On an otherwise grim day for India, who reached 17 without loss at stumps, the 24-year-old Kumar kept England in check when it appeared the home side might build an unassailable first innings total.
“It was a dream to play here,” Kumar said. “It felt nice, the weather was nice, it was a good feeling. After taking the fourth wicket I was very confident of getting the fifth.”
Playing in only his fourth Test, Kumar responded brilliantly to the challenge of replacing the injured Zaheer Khan, bowling with controlled aggression for 40 overs while his fellow bowlers struggled to make an impact.
“It wasn’t a question of pressure,” he said. “It was just a question of motivating myself. I liked it and I’ve been bowling 30 to 35 overs in domestic cricket as well.”
He appeared to be exchanging friendly banter with England’s Kevin Pietersen and slightly less friendly banter with the Edrich stand at one point, but Kumar dismissed this as “just chit-chat.”
Pietersen, who made 202 not out, paid a warm tribute to his Royal Challengers Bangalore teammate.
“We were just having a laugh,” he said. “He’s a really good friend.
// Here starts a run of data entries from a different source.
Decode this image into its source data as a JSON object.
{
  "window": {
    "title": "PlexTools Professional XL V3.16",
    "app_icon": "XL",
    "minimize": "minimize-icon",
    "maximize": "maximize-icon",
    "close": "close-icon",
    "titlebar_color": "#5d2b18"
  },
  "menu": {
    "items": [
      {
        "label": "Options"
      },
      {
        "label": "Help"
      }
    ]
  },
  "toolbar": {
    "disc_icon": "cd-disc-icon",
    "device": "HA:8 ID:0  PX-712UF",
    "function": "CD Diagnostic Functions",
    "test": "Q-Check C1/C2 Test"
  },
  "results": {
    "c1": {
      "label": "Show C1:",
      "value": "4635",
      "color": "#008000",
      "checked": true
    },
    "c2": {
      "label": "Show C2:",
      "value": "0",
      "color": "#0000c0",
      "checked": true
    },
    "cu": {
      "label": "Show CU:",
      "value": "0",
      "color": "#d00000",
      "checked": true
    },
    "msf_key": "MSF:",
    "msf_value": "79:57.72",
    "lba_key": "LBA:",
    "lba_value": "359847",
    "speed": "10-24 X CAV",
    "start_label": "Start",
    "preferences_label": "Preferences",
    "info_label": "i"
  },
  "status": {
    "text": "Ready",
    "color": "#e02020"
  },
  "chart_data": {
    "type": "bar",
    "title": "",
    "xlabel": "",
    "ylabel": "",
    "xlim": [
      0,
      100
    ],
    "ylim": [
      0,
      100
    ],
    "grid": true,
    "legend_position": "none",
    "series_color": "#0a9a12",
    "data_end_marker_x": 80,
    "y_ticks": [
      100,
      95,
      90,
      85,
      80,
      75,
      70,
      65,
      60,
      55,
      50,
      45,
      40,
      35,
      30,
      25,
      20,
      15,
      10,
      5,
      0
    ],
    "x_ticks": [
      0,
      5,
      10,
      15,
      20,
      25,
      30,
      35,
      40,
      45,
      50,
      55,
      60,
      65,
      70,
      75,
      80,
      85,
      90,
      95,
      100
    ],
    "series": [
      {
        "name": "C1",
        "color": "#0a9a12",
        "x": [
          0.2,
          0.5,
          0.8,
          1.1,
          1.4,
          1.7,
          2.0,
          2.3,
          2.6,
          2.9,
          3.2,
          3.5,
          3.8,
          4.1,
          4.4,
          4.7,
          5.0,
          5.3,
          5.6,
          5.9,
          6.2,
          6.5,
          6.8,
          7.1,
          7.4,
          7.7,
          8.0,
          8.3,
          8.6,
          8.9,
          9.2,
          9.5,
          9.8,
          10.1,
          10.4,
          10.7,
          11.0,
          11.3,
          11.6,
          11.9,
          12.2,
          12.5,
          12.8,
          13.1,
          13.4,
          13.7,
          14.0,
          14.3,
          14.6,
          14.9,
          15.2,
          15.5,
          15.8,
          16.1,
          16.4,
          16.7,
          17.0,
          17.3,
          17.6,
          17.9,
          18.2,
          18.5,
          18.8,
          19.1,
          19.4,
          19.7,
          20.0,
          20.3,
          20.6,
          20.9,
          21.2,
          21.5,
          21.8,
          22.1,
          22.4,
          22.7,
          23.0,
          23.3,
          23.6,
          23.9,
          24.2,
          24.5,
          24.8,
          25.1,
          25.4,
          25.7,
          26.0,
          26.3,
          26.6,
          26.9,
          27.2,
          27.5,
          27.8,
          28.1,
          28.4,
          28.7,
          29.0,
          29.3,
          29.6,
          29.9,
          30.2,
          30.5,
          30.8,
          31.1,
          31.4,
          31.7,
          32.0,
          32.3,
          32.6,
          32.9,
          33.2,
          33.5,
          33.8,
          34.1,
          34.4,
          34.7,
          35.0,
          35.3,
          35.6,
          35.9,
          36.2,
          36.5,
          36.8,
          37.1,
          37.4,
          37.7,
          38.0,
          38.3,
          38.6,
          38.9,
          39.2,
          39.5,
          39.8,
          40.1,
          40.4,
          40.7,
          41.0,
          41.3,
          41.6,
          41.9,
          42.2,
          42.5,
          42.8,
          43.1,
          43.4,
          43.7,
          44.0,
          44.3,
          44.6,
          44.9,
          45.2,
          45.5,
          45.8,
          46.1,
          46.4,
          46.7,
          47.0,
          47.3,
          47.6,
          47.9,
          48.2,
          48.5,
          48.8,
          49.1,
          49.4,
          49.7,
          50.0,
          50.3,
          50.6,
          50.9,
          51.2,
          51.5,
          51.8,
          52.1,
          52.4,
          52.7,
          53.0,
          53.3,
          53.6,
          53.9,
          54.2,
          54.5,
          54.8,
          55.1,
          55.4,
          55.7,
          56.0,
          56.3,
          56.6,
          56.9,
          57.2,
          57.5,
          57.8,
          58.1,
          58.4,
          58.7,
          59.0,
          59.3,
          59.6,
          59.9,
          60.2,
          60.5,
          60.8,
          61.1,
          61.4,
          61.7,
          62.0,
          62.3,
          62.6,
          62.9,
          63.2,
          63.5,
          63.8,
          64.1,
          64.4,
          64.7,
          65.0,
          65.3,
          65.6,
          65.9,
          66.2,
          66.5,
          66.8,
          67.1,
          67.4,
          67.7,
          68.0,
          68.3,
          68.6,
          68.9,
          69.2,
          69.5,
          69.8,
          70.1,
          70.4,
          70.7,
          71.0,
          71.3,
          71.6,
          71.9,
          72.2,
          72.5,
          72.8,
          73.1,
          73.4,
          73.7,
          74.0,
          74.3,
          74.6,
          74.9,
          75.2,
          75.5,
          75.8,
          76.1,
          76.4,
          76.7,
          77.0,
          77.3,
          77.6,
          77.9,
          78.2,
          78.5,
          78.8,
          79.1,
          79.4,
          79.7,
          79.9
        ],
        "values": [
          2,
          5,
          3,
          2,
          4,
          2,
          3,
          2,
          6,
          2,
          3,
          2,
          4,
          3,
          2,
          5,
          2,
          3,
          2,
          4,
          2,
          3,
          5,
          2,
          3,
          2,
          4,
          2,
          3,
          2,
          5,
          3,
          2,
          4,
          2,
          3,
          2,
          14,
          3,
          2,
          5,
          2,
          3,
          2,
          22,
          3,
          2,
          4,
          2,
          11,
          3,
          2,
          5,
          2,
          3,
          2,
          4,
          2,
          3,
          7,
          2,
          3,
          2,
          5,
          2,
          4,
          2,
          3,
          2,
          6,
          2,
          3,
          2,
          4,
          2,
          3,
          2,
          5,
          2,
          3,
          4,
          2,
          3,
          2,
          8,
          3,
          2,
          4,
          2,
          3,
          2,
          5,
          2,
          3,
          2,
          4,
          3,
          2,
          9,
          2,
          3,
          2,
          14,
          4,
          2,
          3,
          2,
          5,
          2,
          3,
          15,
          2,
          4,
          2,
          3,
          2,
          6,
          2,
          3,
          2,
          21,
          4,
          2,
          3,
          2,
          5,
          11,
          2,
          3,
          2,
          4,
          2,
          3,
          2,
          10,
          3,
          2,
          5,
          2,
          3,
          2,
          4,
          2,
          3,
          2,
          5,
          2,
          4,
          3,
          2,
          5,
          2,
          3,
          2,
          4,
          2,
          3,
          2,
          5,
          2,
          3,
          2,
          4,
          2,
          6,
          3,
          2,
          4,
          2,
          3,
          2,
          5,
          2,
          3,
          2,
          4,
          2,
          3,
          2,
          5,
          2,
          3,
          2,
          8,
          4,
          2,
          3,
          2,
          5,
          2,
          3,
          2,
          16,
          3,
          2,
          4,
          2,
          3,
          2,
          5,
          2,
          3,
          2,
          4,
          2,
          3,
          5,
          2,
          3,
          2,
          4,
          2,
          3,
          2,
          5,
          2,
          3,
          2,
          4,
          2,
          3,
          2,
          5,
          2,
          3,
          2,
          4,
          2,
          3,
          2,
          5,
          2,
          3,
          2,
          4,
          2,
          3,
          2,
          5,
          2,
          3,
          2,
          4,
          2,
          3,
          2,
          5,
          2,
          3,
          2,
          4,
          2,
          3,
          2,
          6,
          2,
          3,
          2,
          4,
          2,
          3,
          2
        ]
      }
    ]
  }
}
I captained him for a year and he never listened to me! He’s a fantastic, skilled bowler and if there’s one bowler in the India team I’d like to get to five wickets it’s PK.”
Kumar will steal the headlines, although for some of the innings his efforts were partially eclipsed by an unexpected bowling cameo from his captain Mahendra Singh Dhoni.
Dhoni was pressed into emergency service after his leading bowler, Zaheer, injured a hamstring on day one.
He bowled the first 40 minutes of Friday’s afternoon session and was twice close to dismissing Pietersen.
Dhoni’s very first delivery prompted a huge shout for lbw, which Billy Bowden turned down, but in the next over Bowden raised his crooked finger when Dhoni apparently had Pietersen caught behind.
Pietersen asked for a review and the decision was overturned when replays showed the ball had flicked the pad.
“I had to review that, I can’t get out to Dhoni,” Pietersen joked. “That was difficult, really, really difficult to get through. He got the ball to swing both ways and nip, he’s just a very talented man.”
It would be an understatement to describe Dhoni’s first-class bowling experience as limited.
In 57 previous Test matches, he had bowled just three overs, for 19 runs, though he did claim a wicket in a one-day international against the West Indies in 2009 when he bowled Travis Dowlin. Cricket365